“If you haven’t picked up your bus pass yet, please do,” Bergamini said. “It’s cold out there!”
SSFC also heard a presentation from the CCTAP. This program provides financial assistance to student parents, as well as an on and off campus childcare network.
According to CCTAP director Cigdem Unal, this network is made up of three on-campus centers, six childcare network centers and 36 satellite-accredited family providers. They serve children from six weeks to six years old. On campus, there are 358 children under their care.
Their 2018-19 budget was $1,114,686, and their proposed budget for 2019-20 is $1,159,273. Unal discussed the importance of a strong childcare network for student parents, highlighting that childcare costs tend to only be second to tuition costs for student parents.
Last fall, CCTAP served 191 families in fall 2018, and 237 students over the last year.

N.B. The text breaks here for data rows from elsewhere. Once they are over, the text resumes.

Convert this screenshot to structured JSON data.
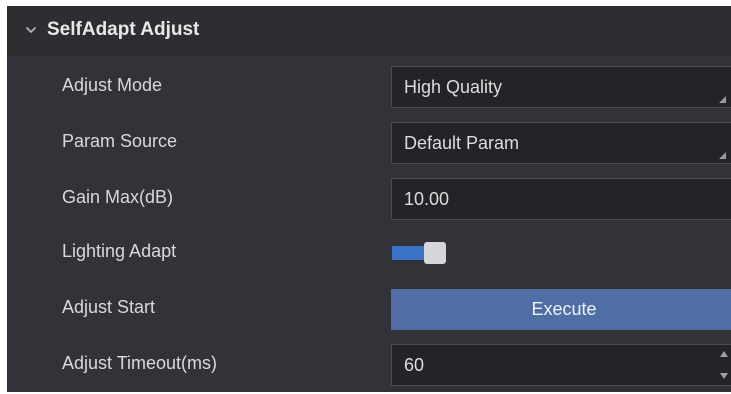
{
  "group": {
    "title": "SelfAdapt Adjust",
    "expanded_icon": "chevron-down-icon"
  },
  "rows": {
    "adjust_mode": {
      "label": "Adjust Mode",
      "value": "High Quality"
    },
    "param_source": {
      "label": "Param Source",
      "value": "Default Param"
    },
    "gain_max": {
      "label": "Gain Max(dB)",
      "value": "10.00"
    },
    "lighting_adapt": {
      "label": "Lighting Adapt",
      "enabled": true
    },
    "adjust_start": {
      "label": "Adjust Start",
      "button_label": "Execute"
    },
    "adjust_timeout": {
      "label": "Adjust Timeout(ms)",
      "value": "60"
    }
  },
  "colors": {
    "panel_bg": "#313338",
    "toggle_on": "#3a74c9",
    "button_bg": "#4e6ea5"
  }
}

According to Unal, UW is also a national model for collegiate childcare systems — while some colleges receive segregated fees for childcare, many others do not, and few have a model as comprehensive and expansive as UW’s.
“Thank you for supporting our student parents,” Unal said. “We wouldn’t be able to do it without you.”
At the end of the meeting, SSFC Chair Jeremy Swanson talked briefly about a conference he attended for members of student government at Big 10 schools called the Association of Big 10 Students Conference at Purdue.
He mentioned that UW stands out structurally. According to Swanson, very few colleges have an autonomous fiscal branch of their student government. While SSFC allocates around $52 million, the average for all other schools lies around $600,000.
“Most other [colleges] don’t have nearly as much student voice in what happens on campus,” Swanson said. “We have a lot of student power and student leadership. You should all be really proud of that.”